Rebuild RAID 1 after a drive failure

This means that even if one drive fails, you can reconstruct the data using the remaining drives and the parity information. For instance, consider a RAID 5 array with four drives. Should one of these drives fail, the system can continue operating with the remaining three drives, utilizing the parity information to restore lost data.

It is worth noting, however, that while RAID 5 protects against a single drive failure, it is not impervious to multiple drive losses. If two or more drives fail simultaneously, the array will lose its ability to reconstruct data, potentially resulting in complete data loss. Therefore, it is crucial to maintain regular backups as a safeguard against such scenarios.

Comparing RAID 5 with Other RAID Configurations

The best RAID configuration depends on specific needs, considering performance, capacity, and fault tolerance factors. RAID 5 remains a favoured choice due to its balanced combination of performance, redundancy, and storage efficiency. Therefore, assessing individual requirements and selecting the most suitable RAID configuration for data storage and protection needs is important.

RAID Level Performance Redundancy Storage Efficiency
RAID 5 High Protects against single drive failure High
RAID 1 Moderate High (Mirroring) Low (50% of total capacity)
RAID 6 Moderate Protects against two drive failures Moderate
RAID 10 High High (Mirroring and Striping) Low (50% of total capacity)

Selecting a dependable data recovery service is crucial for a RAID 5 array. PITS Global Data Recovery Services provides robust solutions for recovering data from RAID 5 arrays. With our comprehensive expertise and advanced technology, we can handle various scenarios, including multiple simultaneous drive failures. Our professional technicians ensure the swift and secure recovery of your RAID 5 array’s data. As a leading global provider of data recovery services, we prioritize the safety and confidentiality of your data. PITS Global Data Recovery Services, renowned for its impressive track record of achieving outstanding success rates, is the trusted option for dependable and effective solutions in handling hardware failures, data corruption, and other problems associated with RAID 5 array data.

Frequently Asked Questions

RAID 5 is a popular choice for data storage in systems that need performance, fault tolerance, and storage efficiency. It provides dependable protection against a single drive’s failure while efficiently using disk space. RAID 5 is suitable for various applications, such as database servers, file and email servers, and multimedia storage.

RAID 5 necessitates at least three disks to distribute data and parity information across the drives. This configuration ensures resilience to a single drive failure as long as the other drives are operational.

RAID configurations come with distinct characteristics and advantages. RAID 5 prioritizes storage efficiency, whereas RAID 1 offers superior fault tolerance. Ultimately, the optimal choice relies on individual requirements and personal preferences.

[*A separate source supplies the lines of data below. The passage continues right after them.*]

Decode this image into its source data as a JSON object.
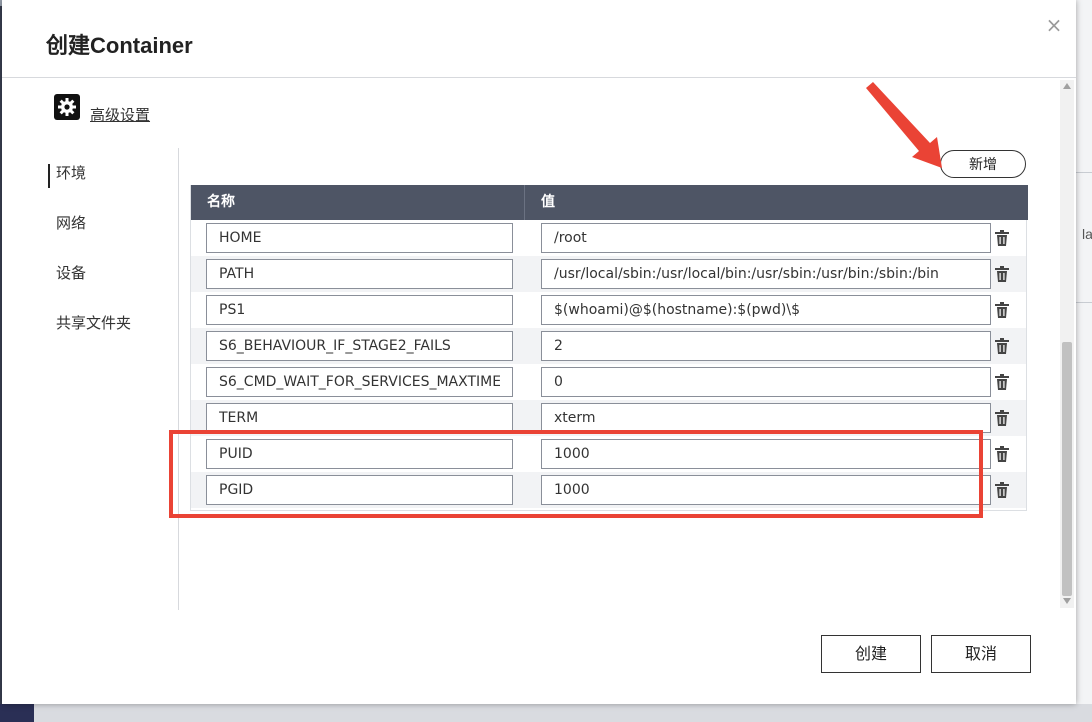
{
  "dialog": {
    "title": "创建Container",
    "close_label": "×"
  },
  "advanced": {
    "label": "高级设置",
    "icon": "gear-icon"
  },
  "sidebar": {
    "items": [
      {
        "label": "环境",
        "active": true
      },
      {
        "label": "网络",
        "active": false
      },
      {
        "label": "设备",
        "active": false
      },
      {
        "label": "共享文件夹",
        "active": false
      }
    ]
  },
  "env": {
    "add_label": "新增",
    "columns": {
      "name": "名称",
      "value": "值"
    },
    "rows": [
      {
        "name": "HOME",
        "value": "/root"
      },
      {
        "name": "PATH",
        "value": "/usr/local/sbin:/usr/local/bin:/usr/sbin:/usr/bin:/sbin:/bin"
      },
      {
        "name": "PS1",
        "value": "$(whoami)@$(hostname):$(pwd)\\$"
      },
      {
        "name": "S6_BEHAVIOUR_IF_STAGE2_FAILS",
        "value": "2"
      },
      {
        "name": "S6_CMD_WAIT_FOR_SERVICES_MAXTIME",
        "value": "0"
      },
      {
        "name": "TERM",
        "value": "xterm"
      },
      {
        "name": "PUID",
        "value": "1000"
      },
      {
        "name": "PGID",
        "value": "1000"
      }
    ]
  },
  "footer": {
    "create_label": "创建",
    "cancel_label": "取消"
  },
  "background": {
    "right_fragment": "la"
  },
  "colors": {
    "header_bg": "#4e5565",
    "annotation": "#ea4335"
  }
}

RAID 5 requires a dedicated RAID controller to handle data distribution and parity information among the drives. This alleviates the workload on the computer’s CPU and enhances overall performance.

It is indeed feasible to expand the storage capacity and enhance the performance of a RAID 5 array by incorporating additional drives. Nevertheless, it’s important to note that this action also heightens the likelihood of experiencing multiple drive failures simultaneously.